YOUR INSTRUCTIONS
Your output should contain every record, unchanged.

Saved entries
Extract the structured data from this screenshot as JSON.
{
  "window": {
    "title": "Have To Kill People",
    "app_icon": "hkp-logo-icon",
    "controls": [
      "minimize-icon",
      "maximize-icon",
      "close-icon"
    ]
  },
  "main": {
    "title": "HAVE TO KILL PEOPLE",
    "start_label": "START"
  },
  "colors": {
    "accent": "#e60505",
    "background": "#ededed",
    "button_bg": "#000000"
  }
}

TASK SOLUTION
Extract the structured data from this screenshot as JSON.
{
  "window": {
    "title": "Have To Kill People",
    "app_icon": "hkp-logo-icon",
    "controls": [
      "minimize-icon",
      "maximize-icon",
      "close-icon"
    ]
  },
  "main": {
    "title": "HAVE TO KILL PEOPLE",
    "start_label": "START"
  },
  "colors": {
    "accent": "#e60505",
    "background": "#ededed",
    "button_bg": "#000000"
  }
}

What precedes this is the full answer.